Fabled for being the five most dangerous and difficult animals to hunt, the Big Five are now the most sought-after animals to capture on a point-and-shoot. Whilst sitting firmly at the top of every safari checklist, nature’s most magnificent animals are as elusive as ever before, making tracking them an exhilarating and unforgettable adventure. Home to all five showstoppers, the national parks of South Africa, Kenya, Tanzania, Namibia and Botswana, are excellent destinations for a chance to see them all. On foot, by horseback or in the comfort of a 4x4, traversing the plains of sub Saharan Africa in search of these celebrated animals is the undisputed original safari experience.
Day in the life of a safari guide
With over a decade of experience, Mara guide William Ole Santian has to be one of the most knowledgeable, friendly and welcoming guides we have come across on safari. He tells us what it is like to be a safari guide in the Masai Mara.
For me, the Masai Mara is one of the Seven Wonders of the World. For a wildlife experience it is number one – there is no better place to be – it is paradise for game-viewing. The density of game is great, and the open plains are amazing. It is full of lions, my favourite animal. They are not too different to other cats – they are very social and look very similar to each other.
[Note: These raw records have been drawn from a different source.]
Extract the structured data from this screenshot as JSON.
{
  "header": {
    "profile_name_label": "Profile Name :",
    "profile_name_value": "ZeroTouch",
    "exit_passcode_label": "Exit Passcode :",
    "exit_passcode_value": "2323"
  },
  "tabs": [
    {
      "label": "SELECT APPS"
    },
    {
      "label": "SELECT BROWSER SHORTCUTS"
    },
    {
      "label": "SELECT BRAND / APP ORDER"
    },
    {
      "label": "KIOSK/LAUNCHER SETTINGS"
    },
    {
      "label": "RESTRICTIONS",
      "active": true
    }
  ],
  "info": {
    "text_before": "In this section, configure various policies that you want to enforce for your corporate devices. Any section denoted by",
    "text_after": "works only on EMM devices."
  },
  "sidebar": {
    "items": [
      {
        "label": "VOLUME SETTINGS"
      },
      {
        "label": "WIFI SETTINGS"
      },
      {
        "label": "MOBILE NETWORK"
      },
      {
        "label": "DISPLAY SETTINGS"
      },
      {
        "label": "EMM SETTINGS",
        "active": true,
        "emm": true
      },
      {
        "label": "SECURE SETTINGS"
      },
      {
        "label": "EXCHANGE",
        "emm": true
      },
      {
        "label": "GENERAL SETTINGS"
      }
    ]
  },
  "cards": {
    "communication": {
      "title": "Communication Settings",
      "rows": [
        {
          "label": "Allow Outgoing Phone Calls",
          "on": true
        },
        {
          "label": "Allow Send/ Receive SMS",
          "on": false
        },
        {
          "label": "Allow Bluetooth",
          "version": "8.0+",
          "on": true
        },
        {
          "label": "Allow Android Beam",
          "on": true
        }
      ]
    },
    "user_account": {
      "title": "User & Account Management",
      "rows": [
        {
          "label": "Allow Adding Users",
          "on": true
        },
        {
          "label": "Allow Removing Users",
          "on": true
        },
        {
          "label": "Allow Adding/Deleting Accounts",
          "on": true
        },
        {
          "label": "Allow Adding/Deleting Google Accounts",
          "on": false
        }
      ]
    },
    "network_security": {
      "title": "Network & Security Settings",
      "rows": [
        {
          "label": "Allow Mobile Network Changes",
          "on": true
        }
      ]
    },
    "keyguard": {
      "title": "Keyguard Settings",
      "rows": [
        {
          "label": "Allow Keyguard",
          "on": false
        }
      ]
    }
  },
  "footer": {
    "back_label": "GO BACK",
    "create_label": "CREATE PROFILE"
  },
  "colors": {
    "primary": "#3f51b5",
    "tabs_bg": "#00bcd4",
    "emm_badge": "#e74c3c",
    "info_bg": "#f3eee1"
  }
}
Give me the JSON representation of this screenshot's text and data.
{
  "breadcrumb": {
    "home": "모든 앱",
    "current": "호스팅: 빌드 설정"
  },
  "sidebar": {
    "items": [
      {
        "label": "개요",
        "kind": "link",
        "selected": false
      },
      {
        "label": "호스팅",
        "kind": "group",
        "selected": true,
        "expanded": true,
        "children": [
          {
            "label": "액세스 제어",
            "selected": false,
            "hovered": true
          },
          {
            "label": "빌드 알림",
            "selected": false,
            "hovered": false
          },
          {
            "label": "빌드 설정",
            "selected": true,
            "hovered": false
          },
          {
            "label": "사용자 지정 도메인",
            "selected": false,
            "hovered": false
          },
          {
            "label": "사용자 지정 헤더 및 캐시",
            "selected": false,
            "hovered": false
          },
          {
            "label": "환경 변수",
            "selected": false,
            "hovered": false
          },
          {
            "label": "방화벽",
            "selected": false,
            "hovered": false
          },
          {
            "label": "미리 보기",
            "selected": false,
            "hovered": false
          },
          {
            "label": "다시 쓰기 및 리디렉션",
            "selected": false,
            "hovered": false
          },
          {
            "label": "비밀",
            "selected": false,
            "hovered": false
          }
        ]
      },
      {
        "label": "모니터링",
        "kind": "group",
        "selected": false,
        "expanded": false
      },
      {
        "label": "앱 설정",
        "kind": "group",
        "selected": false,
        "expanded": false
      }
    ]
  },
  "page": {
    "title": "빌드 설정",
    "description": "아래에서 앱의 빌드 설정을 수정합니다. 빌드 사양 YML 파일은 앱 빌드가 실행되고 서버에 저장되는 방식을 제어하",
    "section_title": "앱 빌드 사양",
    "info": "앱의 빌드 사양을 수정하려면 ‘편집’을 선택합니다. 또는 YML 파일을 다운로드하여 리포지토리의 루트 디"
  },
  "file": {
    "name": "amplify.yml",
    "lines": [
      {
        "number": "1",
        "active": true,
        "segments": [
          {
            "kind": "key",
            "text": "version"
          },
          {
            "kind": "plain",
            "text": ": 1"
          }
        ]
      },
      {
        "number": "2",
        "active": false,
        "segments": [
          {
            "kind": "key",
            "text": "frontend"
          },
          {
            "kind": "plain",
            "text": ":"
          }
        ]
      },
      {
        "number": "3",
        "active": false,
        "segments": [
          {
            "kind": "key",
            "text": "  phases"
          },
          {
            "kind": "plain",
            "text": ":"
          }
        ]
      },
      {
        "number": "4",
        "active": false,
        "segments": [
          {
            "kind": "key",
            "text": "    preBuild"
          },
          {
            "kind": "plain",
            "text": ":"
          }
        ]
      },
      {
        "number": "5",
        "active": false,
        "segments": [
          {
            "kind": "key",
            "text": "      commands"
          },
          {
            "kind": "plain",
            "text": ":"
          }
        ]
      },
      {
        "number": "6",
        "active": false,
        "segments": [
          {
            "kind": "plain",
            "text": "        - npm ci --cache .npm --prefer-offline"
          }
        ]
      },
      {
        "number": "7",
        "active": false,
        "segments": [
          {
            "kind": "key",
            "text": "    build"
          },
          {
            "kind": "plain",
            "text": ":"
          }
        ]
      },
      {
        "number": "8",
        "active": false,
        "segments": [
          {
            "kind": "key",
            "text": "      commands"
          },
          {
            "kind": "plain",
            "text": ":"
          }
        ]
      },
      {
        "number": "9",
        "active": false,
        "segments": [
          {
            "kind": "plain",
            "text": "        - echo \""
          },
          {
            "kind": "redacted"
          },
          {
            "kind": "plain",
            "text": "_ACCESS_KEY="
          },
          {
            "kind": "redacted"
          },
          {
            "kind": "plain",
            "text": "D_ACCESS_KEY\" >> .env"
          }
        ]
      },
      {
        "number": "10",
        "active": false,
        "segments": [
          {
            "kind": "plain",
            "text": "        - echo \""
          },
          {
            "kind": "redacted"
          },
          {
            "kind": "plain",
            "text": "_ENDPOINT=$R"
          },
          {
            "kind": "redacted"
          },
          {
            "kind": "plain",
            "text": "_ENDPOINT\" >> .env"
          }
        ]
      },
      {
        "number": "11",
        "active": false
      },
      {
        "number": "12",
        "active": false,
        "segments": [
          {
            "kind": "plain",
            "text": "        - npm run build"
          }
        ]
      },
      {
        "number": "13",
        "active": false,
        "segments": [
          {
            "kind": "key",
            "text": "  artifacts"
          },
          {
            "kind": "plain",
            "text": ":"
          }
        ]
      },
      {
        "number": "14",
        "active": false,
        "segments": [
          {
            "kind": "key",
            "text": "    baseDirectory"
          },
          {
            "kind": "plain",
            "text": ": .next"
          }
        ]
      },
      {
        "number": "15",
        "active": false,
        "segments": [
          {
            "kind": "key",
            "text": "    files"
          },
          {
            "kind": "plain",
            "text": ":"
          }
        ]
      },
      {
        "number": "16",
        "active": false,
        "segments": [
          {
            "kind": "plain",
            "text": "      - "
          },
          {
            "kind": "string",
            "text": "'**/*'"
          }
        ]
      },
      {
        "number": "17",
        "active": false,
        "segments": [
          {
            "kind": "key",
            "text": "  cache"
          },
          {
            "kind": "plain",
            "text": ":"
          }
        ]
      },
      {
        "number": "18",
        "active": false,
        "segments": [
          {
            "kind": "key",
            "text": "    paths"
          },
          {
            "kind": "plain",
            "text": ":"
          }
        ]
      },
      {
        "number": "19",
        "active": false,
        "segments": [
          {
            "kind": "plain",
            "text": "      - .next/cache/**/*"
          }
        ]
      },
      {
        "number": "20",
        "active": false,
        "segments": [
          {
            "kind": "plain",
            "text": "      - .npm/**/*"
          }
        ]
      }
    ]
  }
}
However if you look a bit closer they are very different individually – you can identify lions by their whisker spot patterns.
One of my most exciting animal encounters was seeing a pangolin (a scaly anteater) being rolled like a ball by a group of lions. Amazingly it survived! For our guests, an average day usually starts with an early morning game drive, with a stop for a picnic breakfast, then back to lodge for lunch and a well-earnt rest. Do another game drive in the afternoon combined with a refreshing sundowner, and then back to the lodge for more drinks around the campfire and dinner.
While my guests relax, I am always busy behind the scenes making sure my vehicle is maintained and that the cool box is always fully stocked. It might sound like a routine, but the best part of my job is that every day is different. Every day on safari is unique and you are never certain what you will see, no matter how long you have been a guide. The Mara is a wonderful office. I also love learning all the differences between my Maasai culture and the western culture of my clients. I get to know each of them individually as they have the same guide for the duration of their stay. Some even add me on Facebook afterwards so I have many friends around the world!
William is the manager at Saruni Wild and can be requested as a guide for guests staying here at an additional cost and subject to availability.